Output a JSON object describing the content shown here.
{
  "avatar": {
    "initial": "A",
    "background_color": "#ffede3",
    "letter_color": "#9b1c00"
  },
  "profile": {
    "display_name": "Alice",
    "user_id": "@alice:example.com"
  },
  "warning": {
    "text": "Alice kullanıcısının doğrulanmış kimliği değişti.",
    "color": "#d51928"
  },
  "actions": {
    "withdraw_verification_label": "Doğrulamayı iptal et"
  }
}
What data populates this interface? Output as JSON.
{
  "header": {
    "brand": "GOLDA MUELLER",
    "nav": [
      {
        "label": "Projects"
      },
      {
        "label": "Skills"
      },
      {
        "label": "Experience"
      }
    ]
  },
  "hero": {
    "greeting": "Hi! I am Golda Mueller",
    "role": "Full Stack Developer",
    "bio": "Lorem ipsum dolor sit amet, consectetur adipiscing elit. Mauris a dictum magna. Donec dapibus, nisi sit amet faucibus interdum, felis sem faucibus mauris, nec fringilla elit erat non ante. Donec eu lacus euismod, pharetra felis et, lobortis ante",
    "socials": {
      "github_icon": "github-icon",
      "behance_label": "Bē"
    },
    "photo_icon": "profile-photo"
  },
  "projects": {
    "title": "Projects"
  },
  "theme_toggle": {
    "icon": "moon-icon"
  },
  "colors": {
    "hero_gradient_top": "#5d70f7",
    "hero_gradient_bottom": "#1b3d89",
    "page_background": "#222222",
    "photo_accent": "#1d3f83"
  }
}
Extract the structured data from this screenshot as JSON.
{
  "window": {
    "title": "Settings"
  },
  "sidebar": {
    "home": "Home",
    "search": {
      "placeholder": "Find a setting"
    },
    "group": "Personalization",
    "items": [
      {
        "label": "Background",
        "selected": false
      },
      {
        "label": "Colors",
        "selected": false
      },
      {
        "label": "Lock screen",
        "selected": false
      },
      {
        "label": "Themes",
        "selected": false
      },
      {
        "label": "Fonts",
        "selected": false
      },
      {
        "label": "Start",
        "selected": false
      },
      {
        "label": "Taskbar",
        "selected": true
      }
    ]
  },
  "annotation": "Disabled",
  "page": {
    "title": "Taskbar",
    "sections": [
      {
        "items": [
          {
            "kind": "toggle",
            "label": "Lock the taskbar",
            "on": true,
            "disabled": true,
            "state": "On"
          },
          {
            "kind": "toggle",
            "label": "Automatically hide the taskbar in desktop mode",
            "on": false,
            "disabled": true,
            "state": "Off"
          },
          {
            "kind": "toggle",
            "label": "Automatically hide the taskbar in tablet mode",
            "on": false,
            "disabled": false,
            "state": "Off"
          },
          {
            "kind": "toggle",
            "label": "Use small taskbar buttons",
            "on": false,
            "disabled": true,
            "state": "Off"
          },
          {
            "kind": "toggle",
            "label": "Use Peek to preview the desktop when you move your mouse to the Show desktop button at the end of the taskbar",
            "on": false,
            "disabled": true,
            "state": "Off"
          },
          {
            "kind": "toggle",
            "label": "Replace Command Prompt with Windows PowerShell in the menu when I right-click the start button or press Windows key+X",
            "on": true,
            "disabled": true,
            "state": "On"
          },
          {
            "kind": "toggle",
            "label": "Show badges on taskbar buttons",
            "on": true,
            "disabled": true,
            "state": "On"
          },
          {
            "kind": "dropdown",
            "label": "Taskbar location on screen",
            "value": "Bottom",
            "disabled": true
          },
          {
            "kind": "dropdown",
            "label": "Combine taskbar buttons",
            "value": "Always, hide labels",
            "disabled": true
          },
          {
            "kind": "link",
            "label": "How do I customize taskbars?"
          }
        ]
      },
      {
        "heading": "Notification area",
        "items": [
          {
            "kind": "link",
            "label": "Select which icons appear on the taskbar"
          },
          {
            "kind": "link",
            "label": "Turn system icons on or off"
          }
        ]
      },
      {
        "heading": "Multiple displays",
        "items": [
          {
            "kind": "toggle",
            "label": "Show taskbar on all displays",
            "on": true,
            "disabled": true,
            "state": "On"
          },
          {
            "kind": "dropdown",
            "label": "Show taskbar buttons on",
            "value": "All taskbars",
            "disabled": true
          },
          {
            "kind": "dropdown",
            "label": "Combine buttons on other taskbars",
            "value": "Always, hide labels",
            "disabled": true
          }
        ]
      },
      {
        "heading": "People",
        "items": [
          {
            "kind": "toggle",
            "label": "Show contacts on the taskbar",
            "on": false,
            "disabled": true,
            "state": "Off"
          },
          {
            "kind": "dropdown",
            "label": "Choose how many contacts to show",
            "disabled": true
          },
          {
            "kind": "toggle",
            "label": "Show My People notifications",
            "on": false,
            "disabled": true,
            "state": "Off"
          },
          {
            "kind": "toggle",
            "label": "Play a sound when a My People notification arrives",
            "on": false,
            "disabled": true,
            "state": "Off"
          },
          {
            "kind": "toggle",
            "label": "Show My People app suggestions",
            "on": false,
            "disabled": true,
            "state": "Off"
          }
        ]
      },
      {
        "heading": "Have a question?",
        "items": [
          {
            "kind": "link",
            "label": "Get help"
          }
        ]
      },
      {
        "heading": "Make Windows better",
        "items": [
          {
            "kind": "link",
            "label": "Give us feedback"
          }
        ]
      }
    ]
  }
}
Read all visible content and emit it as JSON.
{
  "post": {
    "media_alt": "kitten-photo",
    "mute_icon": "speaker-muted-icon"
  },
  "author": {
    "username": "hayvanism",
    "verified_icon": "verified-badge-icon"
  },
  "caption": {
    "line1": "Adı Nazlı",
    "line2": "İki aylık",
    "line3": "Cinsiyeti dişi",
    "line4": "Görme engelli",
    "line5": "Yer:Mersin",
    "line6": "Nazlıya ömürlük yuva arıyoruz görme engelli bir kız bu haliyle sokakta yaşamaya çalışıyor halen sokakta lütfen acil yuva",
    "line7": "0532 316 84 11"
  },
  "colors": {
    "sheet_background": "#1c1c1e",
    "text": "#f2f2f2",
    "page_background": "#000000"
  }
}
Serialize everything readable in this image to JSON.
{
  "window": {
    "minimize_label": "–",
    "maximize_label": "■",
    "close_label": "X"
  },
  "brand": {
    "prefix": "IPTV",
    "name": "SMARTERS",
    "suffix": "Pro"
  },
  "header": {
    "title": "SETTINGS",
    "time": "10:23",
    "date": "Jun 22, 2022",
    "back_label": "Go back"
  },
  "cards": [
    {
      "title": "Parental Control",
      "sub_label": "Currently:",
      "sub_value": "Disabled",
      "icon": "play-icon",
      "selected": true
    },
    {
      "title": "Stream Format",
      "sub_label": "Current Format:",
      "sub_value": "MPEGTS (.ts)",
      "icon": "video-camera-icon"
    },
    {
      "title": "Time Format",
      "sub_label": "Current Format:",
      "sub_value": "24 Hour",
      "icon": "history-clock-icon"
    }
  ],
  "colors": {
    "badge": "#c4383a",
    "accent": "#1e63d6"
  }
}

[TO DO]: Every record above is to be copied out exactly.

[EXERCISE SOLUTION]:
Output a JSON object describing the content shown here.
{
  "avatar": {
    "initial": "A",
    "background_color": "#ffede3",
    "letter_color": "#9b1c00"
  },
  "profile": {
    "display_name": "Alice",
    "user_id": "@alice:example.com"
  },
  "warning": {
    "text": "Alice kullanıcısının doğrulanmış kimliği değişti.",
    "color": "#d51928"
  },
  "actions": {
    "withdraw_verification_label": "Doğrulamayı iptal et"
  }
}
What data populates this interface? Output as JSON.
{
  "header": {
    "brand": "GOLDA MUELLER",
    "nav": [
      {
        "label": "Projects"
      },
      {
        "label": "Skills"
      },
      {
        "label": "Experience"
      }
    ]
  },
  "hero": {
    "greeting": "Hi! I am Golda Mueller",
    "role": "Full Stack Developer",
    "bio": "Lorem ipsum dolor sit amet, consectetur adipiscing elit. Mauris a dictum magna. Donec dapibus, nisi sit amet faucibus interdum, felis sem faucibus mauris, nec fringilla elit erat non ante. Donec eu lacus euismod, pharetra felis et, lobortis ante",
    "socials": {
      "github_icon": "github-icon",
      "behance_label": "Bē"
    },
    "photo_icon": "profile-photo"
  },
  "projects": {
    "title": "Projects"
  },
  "theme_toggle": {
    "icon": "moon-icon"
  },
  "colors": {
    "hero_gradient_top": "#5d70f7",
    "hero_gradient_bottom": "#1b3d89",
    "page_background": "#222222",
    "photo_accent": "#1d3f83"
  }
}
Extract the structured data from this screenshot as JSON.
{
  "window": {
    "title": "Settings"
  },
  "sidebar": {
    "home": "Home",
    "search": {
      "placeholder": "Find a setting"
    },
    "group": "Personalization",
    "items": [
      {
        "label": "Background",
        "selected": false
      },
      {
        "label": "Colors",
        "selected": false
      },
      {
        "label": "Lock screen",
        "selected": false
      },
      {
        "label": "Themes",
        "selected": false
      },
      {
        "label": "Fonts",
        "selected": false
      },
      {
        "label": "Start",
        "selected": false
      },
      {
        "label": "Taskbar",
        "selected": true
      }
    ]
  },
  "annotation": "Disabled",
  "page": {
    "title": "Taskbar",
    "sections": [
      {
        "items": [
          {
            "kind": "toggle",
            "label": "Lock the taskbar",
            "on": true,
            "disabled": true,
            "state": "On"
          },
          {
            "kind": "toggle",
            "label": "Automatically hide the taskbar in desktop mode",
            "on": false,
            "disabled": true,
            "state": "Off"
          },
          {
            "kind": "toggle",
            "label": "Automatically hide the taskbar in tablet mode",
            "on": false,
            "disabled": false,
            "state": "Off"
          },
          {
            "kind": "toggle",
            "label": "Use small taskbar buttons",
            "on": false,
            "disabled": true,
            "state": "Off"
          },
          {
            "kind": "toggle",
            "label": "Use Peek to preview the desktop when you move your mouse to the Show desktop button at the end of the taskbar",
            "on": false,
            "disabled": true,
            "state": "Off"
          },
          {
            "kind": "toggle",
            "label": "Replace Command Prompt with Windows PowerShell in the menu when I right-click the start button or press Windows key+X",
            "on": true,
            "disabled": true,
            "state": "On"
          },
          {
            "kind": "toggle",
            "label": "Show badges on taskbar buttons",
            "on": true,
            "disabled": true,
            "state": "On"
          },
          {
            "kind": "dropdown",
            "label": "Taskbar location on screen",
            "value": "Bottom",
            "disabled": true
          },
          {
            "kind": "dropdown",
            "label": "Combine taskbar buttons",
            "value": "Always, hide labels",
            "disabled": true
          },
          {
            "kind": "link",
            "label": "How do I customize taskbars?"
          }
        ]
      },
      {
        "heading": "Notification area",
        "items": [
          {
            "kind": "link",
            "label": "Select which icons appear on the taskbar"
          },
          {
            "kind": "link",
            "label": "Turn system icons on or off"
          }
        ]
      },
      {
        "heading": "Multiple displays",
        "items": [
          {
            "kind": "toggle",
            "label": "Show taskbar on all displays",
            "on": true,
            "disabled": true,
            "state": "On"
          },
          {
            "kind": "dropdown",
            "label": "Show taskbar buttons on",
            "value": "All taskbars",
            "disabled": true
          },
          {
            "kind": "dropdown",
            "label": "Combine buttons on other taskbars",
            "value": "Always, hide labels",
            "disabled": true
          }
        ]
      },
      {
        "heading": "People",
        "items": [
          {
            "kind": "toggle",
            "label": "Show contacts on the taskbar",
            "on": false,
            "disabled": true,
            "state": "Off"
          },
          {
            "kind": "dropdown",
            "label": "Choose how many contacts to show",
            "disabled": true
          },
          {
            "kind": "toggle",
            "label": "Show My People notifications",
            "on": false,
            "disabled": true,
            "state": "Off"
          },
          {
            "kind": "toggle",
            "label": "Play a sound when a My People notification arrives",
            "on": false,
            "disabled": true,
            "state": "Off"
          },
          {
            "kind": "toggle",
            "label": "Show My People app suggestions",
            "on": false,
            "disabled": true,
            "state": "Off"
          }
        ]
      },
      {
        "heading": "Have a question?",
        "items": [
          {
            "kind": "link",
            "label": "Get help"
          }
        ]
      },
      {
        "heading": "Make Windows better",
        "items": [
          {
            "kind": "link",
            "label": "Give us feedback"
          }
        ]
      }
    ]
  }
}
Read all visible content and emit it as JSON.
{
  "post": {
    "media_alt": "kitten-photo",
    "mute_icon": "speaker-muted-icon"
  },
  "author": {
    "username": "hayvanism",
    "verified_icon": "verified-badge-icon"
  },
  "caption": {
    "line1": "Adı Nazlı",
    "line2": "İki aylık",
    "line3": "Cinsiyeti dişi",
    "line4": "Görme engelli",
    "line5": "Yer:Mersin",
    "line6": "Nazlıya ömürlük yuva arıyoruz görme engelli bir kız bu haliyle sokakta yaşamaya çalışıyor halen sokakta lütfen acil yuva",
    "line7": "0532 316 84 11"
  },
  "colors": {
    "sheet_background": "#1c1c1e",
    "text": "#f2f2f2",
    "page_background": "#000000"
  }
}
Serialize everything readable in this image to JSON.
{
  "window": {
    "minimize_label": "–",
    "maximize_label": "■",
    "close_label": "X"
  },
  "brand": {
    "prefix": "IPTV",
    "name": "SMARTERS",
    "suffix": "Pro"
  },
  "header": {
    "title": "SETTINGS",
    "time": "10:23",
    "date": "Jun 22, 2022",
    "back_label": "Go back"
  },
  "cards": [
    {
      "title": "Parental Control",
      "sub_label": "Currently:",
      "sub_value": "Disabled",
      "icon": "play-icon",
      "selected": true
    },
    {
      "title": "Stream Format",
      "sub_label": "Current Format:",
      "sub_value": "MPEGTS (.ts)",
      "icon": "video-camera-icon"
    },
    {
      "title": "Time Format",
      "sub_label": "Current Format:",
      "sub_value": "24 Hour",
      "icon": "history-clock-icon"
    }
  ],
  "colors": {
    "badge": "#c4383a",
    "accent": "#1e63d6"
  }
}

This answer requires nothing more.